Bring together copies of the lines in the data below that contain the word "Product".
/---
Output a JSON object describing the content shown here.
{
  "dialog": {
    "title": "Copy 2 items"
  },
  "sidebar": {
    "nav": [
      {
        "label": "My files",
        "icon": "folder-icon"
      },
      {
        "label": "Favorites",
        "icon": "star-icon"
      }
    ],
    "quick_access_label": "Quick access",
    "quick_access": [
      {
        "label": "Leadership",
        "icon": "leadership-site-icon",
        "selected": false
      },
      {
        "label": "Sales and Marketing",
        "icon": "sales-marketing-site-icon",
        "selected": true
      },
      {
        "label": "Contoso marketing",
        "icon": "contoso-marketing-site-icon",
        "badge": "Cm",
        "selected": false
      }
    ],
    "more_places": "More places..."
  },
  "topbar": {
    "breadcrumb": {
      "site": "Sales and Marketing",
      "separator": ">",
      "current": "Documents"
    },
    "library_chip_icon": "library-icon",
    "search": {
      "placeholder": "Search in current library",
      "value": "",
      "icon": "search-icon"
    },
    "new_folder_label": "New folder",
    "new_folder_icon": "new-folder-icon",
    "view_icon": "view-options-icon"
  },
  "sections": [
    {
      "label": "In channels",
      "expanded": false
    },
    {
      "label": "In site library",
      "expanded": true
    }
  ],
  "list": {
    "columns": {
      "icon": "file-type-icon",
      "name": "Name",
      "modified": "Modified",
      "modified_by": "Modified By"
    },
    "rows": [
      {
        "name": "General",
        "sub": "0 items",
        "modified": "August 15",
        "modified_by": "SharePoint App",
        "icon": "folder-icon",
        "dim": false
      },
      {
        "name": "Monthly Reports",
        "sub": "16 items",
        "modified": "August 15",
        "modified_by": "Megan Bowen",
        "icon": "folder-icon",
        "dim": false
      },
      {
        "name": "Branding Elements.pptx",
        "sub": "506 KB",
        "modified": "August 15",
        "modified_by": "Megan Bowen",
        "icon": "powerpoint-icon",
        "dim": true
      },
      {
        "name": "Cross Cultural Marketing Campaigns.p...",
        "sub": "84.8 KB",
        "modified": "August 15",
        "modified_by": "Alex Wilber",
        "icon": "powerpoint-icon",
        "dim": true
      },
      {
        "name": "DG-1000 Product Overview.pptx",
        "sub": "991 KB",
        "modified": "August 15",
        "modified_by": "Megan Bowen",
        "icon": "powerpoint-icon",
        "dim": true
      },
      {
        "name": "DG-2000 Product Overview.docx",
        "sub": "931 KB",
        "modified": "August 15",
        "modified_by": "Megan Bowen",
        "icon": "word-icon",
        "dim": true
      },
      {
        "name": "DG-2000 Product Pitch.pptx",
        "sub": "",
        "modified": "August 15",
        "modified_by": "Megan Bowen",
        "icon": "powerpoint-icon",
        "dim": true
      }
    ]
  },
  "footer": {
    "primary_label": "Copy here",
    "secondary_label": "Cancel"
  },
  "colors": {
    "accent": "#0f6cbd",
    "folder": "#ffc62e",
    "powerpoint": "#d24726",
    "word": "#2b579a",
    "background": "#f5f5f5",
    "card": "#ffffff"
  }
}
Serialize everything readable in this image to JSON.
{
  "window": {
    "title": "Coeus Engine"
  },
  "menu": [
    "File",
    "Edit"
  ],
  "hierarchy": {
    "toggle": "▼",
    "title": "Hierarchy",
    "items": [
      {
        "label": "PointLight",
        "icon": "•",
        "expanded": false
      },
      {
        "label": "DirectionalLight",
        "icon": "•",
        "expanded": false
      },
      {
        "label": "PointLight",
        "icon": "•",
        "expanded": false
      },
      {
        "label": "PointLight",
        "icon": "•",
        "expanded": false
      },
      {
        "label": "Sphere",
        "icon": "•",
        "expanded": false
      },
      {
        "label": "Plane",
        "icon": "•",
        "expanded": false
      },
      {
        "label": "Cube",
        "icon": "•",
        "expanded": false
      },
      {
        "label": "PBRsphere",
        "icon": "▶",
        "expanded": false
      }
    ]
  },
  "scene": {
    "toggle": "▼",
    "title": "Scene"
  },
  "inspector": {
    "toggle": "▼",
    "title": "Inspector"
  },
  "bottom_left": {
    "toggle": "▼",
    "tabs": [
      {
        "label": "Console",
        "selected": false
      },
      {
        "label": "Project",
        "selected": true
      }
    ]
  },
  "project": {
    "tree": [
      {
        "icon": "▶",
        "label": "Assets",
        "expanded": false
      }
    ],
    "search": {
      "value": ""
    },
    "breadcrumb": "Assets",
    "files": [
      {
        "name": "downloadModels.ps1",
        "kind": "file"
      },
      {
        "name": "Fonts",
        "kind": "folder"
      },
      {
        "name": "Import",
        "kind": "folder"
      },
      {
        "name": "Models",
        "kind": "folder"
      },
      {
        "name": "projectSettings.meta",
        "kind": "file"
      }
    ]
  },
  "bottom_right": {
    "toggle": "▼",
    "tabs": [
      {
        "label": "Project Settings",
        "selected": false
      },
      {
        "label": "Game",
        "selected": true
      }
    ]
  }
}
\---
Answer to the exercise -
        "name": "DG-1000 Product Overview.pptx",
        "name": "DG-2000 Product Overview.docx",
        "name": "DG-2000 Product Pitch.pptx",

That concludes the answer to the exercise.